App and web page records
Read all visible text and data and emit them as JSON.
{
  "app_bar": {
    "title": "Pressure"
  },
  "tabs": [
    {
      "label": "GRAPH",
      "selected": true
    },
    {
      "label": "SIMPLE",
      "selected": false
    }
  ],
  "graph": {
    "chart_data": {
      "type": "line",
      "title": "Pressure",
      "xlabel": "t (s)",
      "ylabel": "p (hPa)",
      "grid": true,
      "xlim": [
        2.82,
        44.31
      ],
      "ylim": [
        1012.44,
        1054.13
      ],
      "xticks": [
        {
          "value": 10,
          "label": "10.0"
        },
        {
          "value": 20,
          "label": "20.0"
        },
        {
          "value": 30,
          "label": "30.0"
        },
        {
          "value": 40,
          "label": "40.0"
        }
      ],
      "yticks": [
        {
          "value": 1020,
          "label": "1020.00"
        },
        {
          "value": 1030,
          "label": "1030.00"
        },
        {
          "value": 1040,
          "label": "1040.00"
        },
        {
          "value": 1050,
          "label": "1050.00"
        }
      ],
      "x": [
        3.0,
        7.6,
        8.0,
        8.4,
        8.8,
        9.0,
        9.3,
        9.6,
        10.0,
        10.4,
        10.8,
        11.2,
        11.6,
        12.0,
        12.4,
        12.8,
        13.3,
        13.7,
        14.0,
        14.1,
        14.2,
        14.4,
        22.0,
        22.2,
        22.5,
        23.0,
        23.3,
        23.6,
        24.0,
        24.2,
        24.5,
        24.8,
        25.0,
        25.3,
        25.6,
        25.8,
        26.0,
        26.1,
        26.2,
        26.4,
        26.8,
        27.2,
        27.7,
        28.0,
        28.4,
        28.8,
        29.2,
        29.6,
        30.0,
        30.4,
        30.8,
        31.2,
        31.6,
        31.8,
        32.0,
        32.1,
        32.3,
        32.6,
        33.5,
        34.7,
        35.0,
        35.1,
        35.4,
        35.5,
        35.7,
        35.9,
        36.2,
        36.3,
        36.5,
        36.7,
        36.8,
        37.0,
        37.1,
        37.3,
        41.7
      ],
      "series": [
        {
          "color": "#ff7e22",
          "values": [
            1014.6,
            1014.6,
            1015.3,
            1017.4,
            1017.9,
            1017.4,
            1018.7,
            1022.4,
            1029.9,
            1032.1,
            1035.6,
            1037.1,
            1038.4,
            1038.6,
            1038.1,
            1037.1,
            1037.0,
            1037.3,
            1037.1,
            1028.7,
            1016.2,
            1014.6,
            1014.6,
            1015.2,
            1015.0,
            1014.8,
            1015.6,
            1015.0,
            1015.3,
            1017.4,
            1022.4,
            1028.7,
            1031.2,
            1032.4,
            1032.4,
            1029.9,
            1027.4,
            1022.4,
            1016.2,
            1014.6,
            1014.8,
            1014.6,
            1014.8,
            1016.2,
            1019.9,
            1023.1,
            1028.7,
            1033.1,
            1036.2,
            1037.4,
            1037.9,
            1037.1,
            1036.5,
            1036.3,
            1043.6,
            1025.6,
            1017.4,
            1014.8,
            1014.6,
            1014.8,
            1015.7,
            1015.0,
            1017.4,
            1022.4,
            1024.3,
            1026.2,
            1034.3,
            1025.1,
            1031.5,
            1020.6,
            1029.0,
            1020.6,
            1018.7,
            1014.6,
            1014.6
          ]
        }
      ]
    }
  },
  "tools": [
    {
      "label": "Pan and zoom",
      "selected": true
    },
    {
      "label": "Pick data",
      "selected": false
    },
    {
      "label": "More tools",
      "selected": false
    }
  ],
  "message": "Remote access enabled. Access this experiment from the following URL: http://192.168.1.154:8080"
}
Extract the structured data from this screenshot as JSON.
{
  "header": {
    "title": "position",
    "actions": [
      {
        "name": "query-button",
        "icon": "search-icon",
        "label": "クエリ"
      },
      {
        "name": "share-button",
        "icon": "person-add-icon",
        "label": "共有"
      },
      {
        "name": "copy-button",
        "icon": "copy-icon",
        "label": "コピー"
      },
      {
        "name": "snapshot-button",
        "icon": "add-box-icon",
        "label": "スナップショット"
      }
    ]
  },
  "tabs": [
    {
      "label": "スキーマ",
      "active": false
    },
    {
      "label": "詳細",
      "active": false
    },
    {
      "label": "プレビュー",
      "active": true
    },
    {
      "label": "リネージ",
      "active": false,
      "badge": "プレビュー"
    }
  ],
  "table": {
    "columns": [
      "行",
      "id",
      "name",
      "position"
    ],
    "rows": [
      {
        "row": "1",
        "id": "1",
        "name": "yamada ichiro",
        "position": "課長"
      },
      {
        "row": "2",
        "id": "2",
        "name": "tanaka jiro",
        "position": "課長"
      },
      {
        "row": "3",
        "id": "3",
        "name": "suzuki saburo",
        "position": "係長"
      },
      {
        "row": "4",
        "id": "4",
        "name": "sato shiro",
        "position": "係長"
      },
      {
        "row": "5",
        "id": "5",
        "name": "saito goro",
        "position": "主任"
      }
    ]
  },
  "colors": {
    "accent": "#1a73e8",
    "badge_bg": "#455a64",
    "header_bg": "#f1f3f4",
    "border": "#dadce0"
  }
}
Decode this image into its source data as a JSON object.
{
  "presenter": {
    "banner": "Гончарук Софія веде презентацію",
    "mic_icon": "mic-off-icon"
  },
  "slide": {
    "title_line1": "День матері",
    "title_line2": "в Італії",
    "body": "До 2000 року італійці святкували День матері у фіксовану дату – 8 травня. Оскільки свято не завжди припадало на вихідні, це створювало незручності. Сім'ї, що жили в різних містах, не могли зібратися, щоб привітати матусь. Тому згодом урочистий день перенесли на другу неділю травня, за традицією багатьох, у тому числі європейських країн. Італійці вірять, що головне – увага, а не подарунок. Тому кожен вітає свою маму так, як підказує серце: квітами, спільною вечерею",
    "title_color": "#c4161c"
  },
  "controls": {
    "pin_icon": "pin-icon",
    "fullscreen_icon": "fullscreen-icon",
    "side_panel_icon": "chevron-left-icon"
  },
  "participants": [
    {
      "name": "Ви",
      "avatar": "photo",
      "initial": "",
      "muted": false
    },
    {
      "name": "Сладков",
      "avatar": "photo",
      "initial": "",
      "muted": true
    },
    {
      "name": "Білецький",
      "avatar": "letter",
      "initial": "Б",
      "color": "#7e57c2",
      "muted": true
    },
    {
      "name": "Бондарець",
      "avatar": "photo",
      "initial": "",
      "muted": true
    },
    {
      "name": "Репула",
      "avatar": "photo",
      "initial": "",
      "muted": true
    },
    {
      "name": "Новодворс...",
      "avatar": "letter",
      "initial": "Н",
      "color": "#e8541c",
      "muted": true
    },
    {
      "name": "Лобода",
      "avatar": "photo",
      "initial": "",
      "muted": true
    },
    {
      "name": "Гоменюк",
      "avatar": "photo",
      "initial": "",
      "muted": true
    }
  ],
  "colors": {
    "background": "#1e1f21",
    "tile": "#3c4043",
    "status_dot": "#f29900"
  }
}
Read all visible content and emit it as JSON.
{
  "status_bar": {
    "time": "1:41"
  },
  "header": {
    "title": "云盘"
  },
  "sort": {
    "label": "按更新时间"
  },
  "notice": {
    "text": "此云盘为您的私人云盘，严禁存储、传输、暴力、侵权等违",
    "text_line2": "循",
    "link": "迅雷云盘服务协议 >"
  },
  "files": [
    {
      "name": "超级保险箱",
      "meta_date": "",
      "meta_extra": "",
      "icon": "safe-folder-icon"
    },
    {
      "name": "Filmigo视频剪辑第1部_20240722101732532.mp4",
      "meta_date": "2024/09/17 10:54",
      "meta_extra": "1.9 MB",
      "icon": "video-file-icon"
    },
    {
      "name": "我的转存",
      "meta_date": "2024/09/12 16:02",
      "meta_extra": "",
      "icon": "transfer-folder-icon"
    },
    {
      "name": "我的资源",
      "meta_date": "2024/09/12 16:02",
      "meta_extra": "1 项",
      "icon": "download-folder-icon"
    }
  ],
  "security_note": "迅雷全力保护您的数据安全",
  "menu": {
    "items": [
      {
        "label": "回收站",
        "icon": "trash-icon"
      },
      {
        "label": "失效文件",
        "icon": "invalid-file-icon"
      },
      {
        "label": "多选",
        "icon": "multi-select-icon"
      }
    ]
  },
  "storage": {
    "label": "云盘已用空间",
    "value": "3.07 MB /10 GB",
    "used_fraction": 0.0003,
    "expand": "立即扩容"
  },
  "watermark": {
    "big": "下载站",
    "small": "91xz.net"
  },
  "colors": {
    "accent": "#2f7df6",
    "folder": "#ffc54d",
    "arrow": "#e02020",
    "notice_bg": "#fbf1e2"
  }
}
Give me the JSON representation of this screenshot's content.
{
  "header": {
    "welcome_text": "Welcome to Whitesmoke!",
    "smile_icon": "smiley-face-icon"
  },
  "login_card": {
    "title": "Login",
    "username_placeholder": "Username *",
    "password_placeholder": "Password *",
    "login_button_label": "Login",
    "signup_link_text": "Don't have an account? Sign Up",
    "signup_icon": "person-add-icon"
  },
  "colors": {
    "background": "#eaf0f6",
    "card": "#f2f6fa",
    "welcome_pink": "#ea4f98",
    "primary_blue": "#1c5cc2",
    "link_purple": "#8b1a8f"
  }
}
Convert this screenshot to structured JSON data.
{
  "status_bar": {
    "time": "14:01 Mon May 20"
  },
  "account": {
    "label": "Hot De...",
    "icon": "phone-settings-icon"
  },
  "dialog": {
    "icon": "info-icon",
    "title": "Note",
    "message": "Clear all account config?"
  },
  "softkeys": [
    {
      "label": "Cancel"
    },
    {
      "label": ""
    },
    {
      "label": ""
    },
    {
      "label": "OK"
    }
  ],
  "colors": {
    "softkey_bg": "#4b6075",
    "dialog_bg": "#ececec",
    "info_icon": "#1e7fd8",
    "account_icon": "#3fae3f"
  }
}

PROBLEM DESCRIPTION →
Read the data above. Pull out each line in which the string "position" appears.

EXERCISE ANSWER →
    "title": "position",
      "position"
        "position": "課長"
        "position": "課長"
        "position": "係長"
        "position": "係長"
        "position": "主任"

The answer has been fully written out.